Why Iran Needs to Talk Directly With the U.S.

The day is nearing for discussions to take place in Moscow, but there is one direct-to-direct discussion that really should happen: Iran and America. According to reports, Washington is prepared to listen.

Article written by guest writer Rin Mitchell

What’s the Latest Development?

According to reports, Iranian officials have not tried to talk with American counterparts directly. The opportunity presented itself on previous occasions, two in Istanbul (January 2011 and April 2012) and one in Baghdad (May 2012)—but Iran’s chief negotiator Saeed Jalili “was under direct instructions to avoid a bilateral meeting with his American counterpart.” Those instructions were viewed as a disastrous mistake, and many in Washington have reportedly turned a deaf ear to Iran. Now, only two U.S. Senior officials will “seriously consider” Iranian concerns. The only direct communication Iran and the U.S. had is back in 2009, Jalili and Deputy Secretary of State William Burns had a productive meeting. The U.S. interests are not only in Iran's nuclear program, but rather a range of diplomatic issues. The opportunity has come around, yet again, but if Iran negotiators do not step up to make a discussion happen with Under Secretary for Political Affairs Wendy Sherman in Moscow—then The Obama Administration will “continue to doubt Tehran’s sincerity in negotiations,” and no one in Washington will listen to Iran.

What’s the Big Idea?

Iran must not continue to avoid direct talks with its American counterpart. The tension between America and Iran has already fueled talks of a possible war, and with the upcoming election decision makers need to take advantage of the opportunity to “do its part in untangling the mutual demonization driving the conflict.” A high-level Iran and American discussion can encourage the success of diplomacy. As Washington prepares for talks in Moscow, Sherman is all ears and ready to explore all options for potential agreement.   

How to vaccinate the world’s most vulnerable? Build global partnerships.

Pfizer's partnerships strengthen their ability to deliver vaccines in developing countries.

Susan Silbermann, Global President of Pfizer Vaccines, looks on as a health care worker administers a vaccine in Rwanda.

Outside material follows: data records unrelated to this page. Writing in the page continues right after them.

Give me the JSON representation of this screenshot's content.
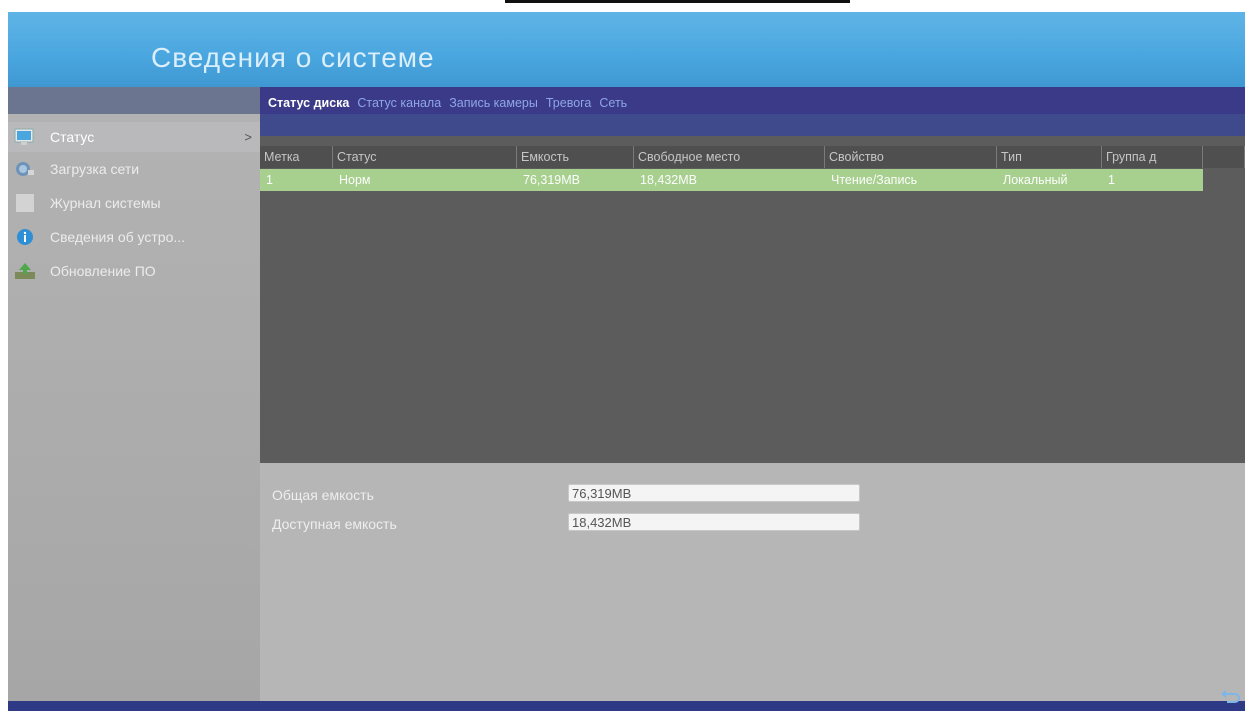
{
  "header": {
    "title": "Сведения о системе"
  },
  "sidebar": {
    "items": [
      {
        "label": "Статус",
        "icon": "monitor-icon"
      },
      {
        "label": "Загрузка сети",
        "icon": "network-icon"
      },
      {
        "label": "Журнал системы",
        "icon": "log-icon"
      },
      {
        "label": "Сведения об устро...",
        "icon": "info-icon"
      },
      {
        "label": "Обновление ПО",
        "icon": "upgrade-icon"
      }
    ],
    "active_arrow": ">"
  },
  "tabs": [
    {
      "label": "Статус диска"
    },
    {
      "label": "Статус канала"
    },
    {
      "label": "Запись камеры"
    },
    {
      "label": "Тревога"
    },
    {
      "label": "Сеть"
    }
  ],
  "table": {
    "columns": [
      "Метка",
      "Статус",
      "Емкость",
      "Свободное место",
      "Свойство",
      "Тип",
      "Группа д"
    ],
    "rows": [
      {
        "label": "1",
        "status": "Норм",
        "capacity": "76,319MB",
        "free": "18,432MB",
        "property": "Чтение/Запись",
        "type": "Локальный",
        "group": "1"
      }
    ]
  },
  "summary": {
    "total_label": "Общая емкость",
    "total_value": "76,319MB",
    "available_label": "Доступная емкость",
    "available_value": "18,432MB"
  },
  "colors": {
    "header": "#4aa6df",
    "tabbar": "#3a3a88",
    "row_highlight": "#a7cf8e"
  }
}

Photo: Courtesy of Pfizer.
  • Community healthcare workers face many challenges in their work, including often traveling far distances to see their clients
  • Pfizer is helping to drive the UN's sustainable development goals through partnerships.
  • Pfizer partnered with AMP and the World Health Organization to develop a training program for healthcare workers.
Keep reading Show less

James Patterson on writing: Plotting, research, and first drafts

The best-selling author tells us his methods.

  • James Patterson has sold 300 million copies of his 130 books, making him one of the most successful authors alive today.
  • He talks about how some writers can overdo it by adding too much research, or worse, straying from their outline for too long.
  • James' latest book, The President is Missing, co-written with former President Bill Clinton, is out now.
Keep reading Show less

How to split the USA into two countries: Red and Blue

Progressive America would be half as big, but twice as populated as its conservative twin.

Image: Dicken Schrader
Strange Maps
  • America's two political tribes have consolidated into 'red' and 'blue' nations, with seemingly irreconcilable differences.
  • Perhaps the best way to stop the infighting is to go for a divorce and give the two nations a country each
  • Based on the UN's partition plan for Israel/Palestine, this proposal provides territorial contiguity and sea access to both 'red' and 'blue' America
Keep reading Show less

Why the White House Correspondents’ Association dinner won’t feature a comedian in 2019

It's the first time the association hasn't hired a comedian in 16 years.

(Photo by Anna Webber/Getty Images for Vulture Festival)
Culture & Religion
  • The 2018 WHCA ended in controversy after comedian Michelle Wolf made jokes some considered to be offensive.
  • The WHCA apologized for Wolf's jokes, though some journalists and many comedians backed the comedian and decried arguments in favor of limiting the types of speech permitted at the event.
  • Ron Chernow, who penned a bestselling biography of Alexander Hamilton, will speak at next year's dinner.
Keep reading Show less